"Olympic-style" testing doesn't allow the athlete to decide when testing begins and ends or provide a retroactive hall pass for PED use. Mayweather-style testing, apparently, does just that. He should be ashamed, and the USADA, which reportedly allowed itself to administrate this farcical testing, should be too.
And as if that wasn't bad enough, Hauser wasn't done dropping bombs yet, reporting there is reason to be suspicious of three other Mayweather fights—bouts with Shane Mosley, Victor Ortiz and Miguel Cotto—where drug screening was supervised by the USADA.
According to Mayweather's contract with the group, they are allowed to grant him retroactive permission for any illegal substance they might find in his system, something Hauser alleges may have happened multiple times:
... it was rumored that Mayweather's "A" sample had tested positive three times and, after each positive test, USADA had given Floyd an inadvertent use waiver. These waivers...would have allowed testing to continue without the positive "A" sample results being reported to Mayweather's opponent or the Nevada State Athletic Commission.
If true, it's damning. It would make Mayweather one of the most blatant drug cheats in sports history, on par with Lance Armstrong, and the worst of the worst. It's one thing to use PEDs to get an edge. It's another to do it while standing on your soapbox loudly proclaiming yourself drug-free and making unfounded accusations about others.
For years, we've debated Mayweather's legacy. While he's unquestionably the best fighter of his era, plenty of questions remained about his level of competition, his tendency to delay fights until his opponents were past their prime and his willingness to win by simply not losing.
Now you can add a potential PED scandal to the list. To me, it all adds up, the sum of his various controversies overshadowing his accomplishments.
If his fight Saturday with Andre Berto is indeed the last of his career, Mayweather will be leaving quite a mess in his wake. While it's not his fault there is no successor in place to take over as boxing's leading star, his fights with Pacquiao and Saul Alvarez have left the public skittish and done active harm to pay-per-view. Mayweather and boxing have overpromised and underdelivered time and time again. Others will pay the price for that.
When he's gone, the memories left behind won't be of greatness. They'll be of his interminable fights and gaudy displays of wealth. Pushing himself to his limits against fighters who could challenge him has never been part of the program. Floyd has always done the minimum expected from a great fighter, just enough to earn the respect of his peers and historians.

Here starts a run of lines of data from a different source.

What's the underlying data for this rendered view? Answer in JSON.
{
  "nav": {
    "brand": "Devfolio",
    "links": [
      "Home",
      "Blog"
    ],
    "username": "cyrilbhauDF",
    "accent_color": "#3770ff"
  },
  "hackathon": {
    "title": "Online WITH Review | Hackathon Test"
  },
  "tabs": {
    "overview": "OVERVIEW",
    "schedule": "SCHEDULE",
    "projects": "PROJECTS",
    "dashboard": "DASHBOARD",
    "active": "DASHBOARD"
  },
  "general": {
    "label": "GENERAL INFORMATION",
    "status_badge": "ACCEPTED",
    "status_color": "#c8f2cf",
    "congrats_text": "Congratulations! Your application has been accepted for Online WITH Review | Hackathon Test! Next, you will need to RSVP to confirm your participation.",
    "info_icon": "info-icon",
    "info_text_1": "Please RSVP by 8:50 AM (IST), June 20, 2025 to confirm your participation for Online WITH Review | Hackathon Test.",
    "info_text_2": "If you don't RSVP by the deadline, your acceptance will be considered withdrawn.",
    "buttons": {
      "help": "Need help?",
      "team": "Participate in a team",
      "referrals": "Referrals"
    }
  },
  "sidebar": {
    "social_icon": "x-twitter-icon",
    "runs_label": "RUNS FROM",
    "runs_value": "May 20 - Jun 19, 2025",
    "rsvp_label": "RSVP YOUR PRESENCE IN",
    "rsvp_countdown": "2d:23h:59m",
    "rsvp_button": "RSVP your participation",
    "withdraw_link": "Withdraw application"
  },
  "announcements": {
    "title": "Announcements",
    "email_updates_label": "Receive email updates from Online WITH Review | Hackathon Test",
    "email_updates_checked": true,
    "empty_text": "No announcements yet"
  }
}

But if he's done it all with the aid of performance-enhancing drugs, all of that respect vanishes in an instant, a lifetime of accomplishment washed away by arrogance. Did greatness come with help from a needle?
Say it ain't so, Floyd.
Jonathan Snowden covers combat sports for Bleacher Report.